Did these issues ever become a major difference of opinion between the two partners, one of whom, Didier Lecoanet, was French? “Didier knew and loved India before we met in Paris, for the first time in the 70s. There were no questions of going back and settling the brand in Paris. We took the situations here as a challenge and worked to solve them. Certainly, there are discussions but its more about how to get it done rather than staying or why are we here?” Hemant responded.
Taking us to the pattern room the designer stops to show us one of their latest creations, still in the making, an open back jacket. A surprising piece of clothing designed to have a character or its own but also gives a lot of opportunity to the wearer to play around with it. “Is it meant to be a jacket or a shirt?” Hemant was asked. “Wear it as you like it’s your back,” he responded. This seems to be the idea behind the creations of the duo of designers that who believe firmly in the freedom of self-expression.

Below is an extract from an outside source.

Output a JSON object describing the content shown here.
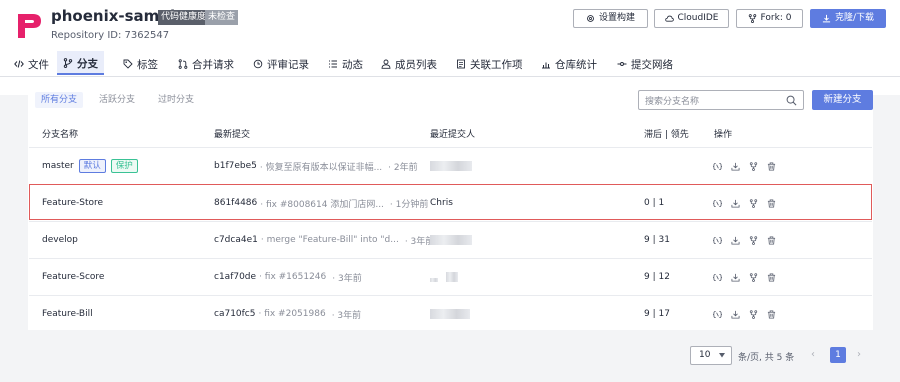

Hemant says that the world of fashion is in the future and that he never looks back, so looking to the future they are all set to launch Ayurganic.com. “It’s an ayurvedic garment collection. Clothes made out of purest of the pure, virgin GOTS cotton. The material is firstly treated for over 15 days at an ayurvedic center in Kerala, the cotton is infused and cultured with herbal oils and dried in sunlight. The clothes would be basic stay at home clothes but they are meant to procure you a certain kind of protection. They will actually make you meditative and infuse your skin with the goodness as the effect of the treatments the material receives is very long lasting,” explained Hemant.
Though one might need ayurvedic clothes in ones’ house to relax what would make you secure in the almost cruel world of fashion are the prêt-a-porters and couture clothes from this designer duo. With their clean lines and decisive patters the clothes, like that backless jacket, are full of character but always seem to make room for that of the wearer.